Brand assessment and website review involve thorough analyses of a brand’s digital footprint. There are many different ways to perform a website review. Many reviewers are subjective about what is important. Here are my 5 most important categories when reviewing a website:
The site map and content organization are probably the least respected category in a website review. Conventionally, site maps and content are executed through the eyes of a business’s stakeholders, not the intended audience. It’s important to understand your audience through analytics and personas before executing an effective site map. Another important element is to keep it simple. On average, about 50% of internet users browse using a smart phone. It’s unlikely they are using traditional navigation to click around your site. They are more likely to be scrolling and clicking on content to get from point A to point B.
This category is a close cousin of Information Architecture, because it also relies heavily on analytics and audience. The User Experience portion of website review focuses on whether your site is being viewed from mobile or desktop. I also look at what pages get the most attention, so I can highlight them better on the home page.
Ahh, the fun stuff in a website review! The pretty visuals get critiqued. Since digital is such a visual medium, it’s important to look at every image and video and make sure they do what they’re supposed to do. And what should visuals do? Encourage engagement; tell a story; establish a visual style and mood; carry the message. They also need to be properly formatted and sized. Effective photography and compelling imagery will elevate a brand’s identity and improve search results and digital positioning.

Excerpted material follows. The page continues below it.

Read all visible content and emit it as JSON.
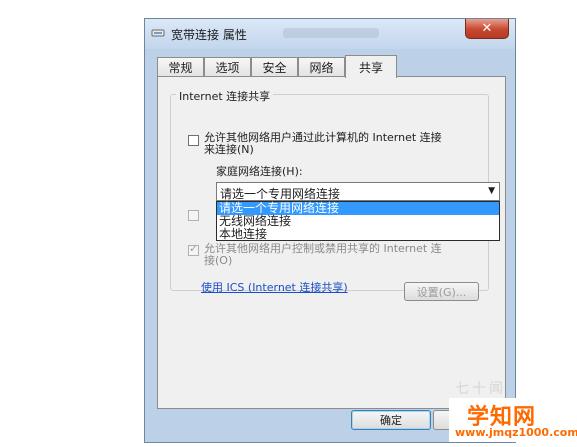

This is the website review category I find to be most overlooked. Most websites and brands think it’s okay just to have their social media icons and a phone number on their site. It extends way beyond that, though. In my review I typically look at:
- Is the phone number visible and clickable?
- Is there an online chat?
- If so, is it responsive? (this is important for recovery centers)
- Is the email sign-up fast?
- Does the brand send an immediate welcome email to keep the communications top of mind?
- Is the brand promoting their social feeds with fresh content through posts or blogs?
In this last category of website review, I make sure that any apparent bugs are brought to light. Basically I click on every link I find and follow every navigation thread. I try to break the site. For example, home page carousels may operate awkwardly, not be clickable, or they might move too fast. Also, it’s common to discover dead links and broken actions in a site. Sometimes data capture forms don’t work the way they should. Nothing will drive visitors away faster, especially mobile visitors, than a site that doesn’t work.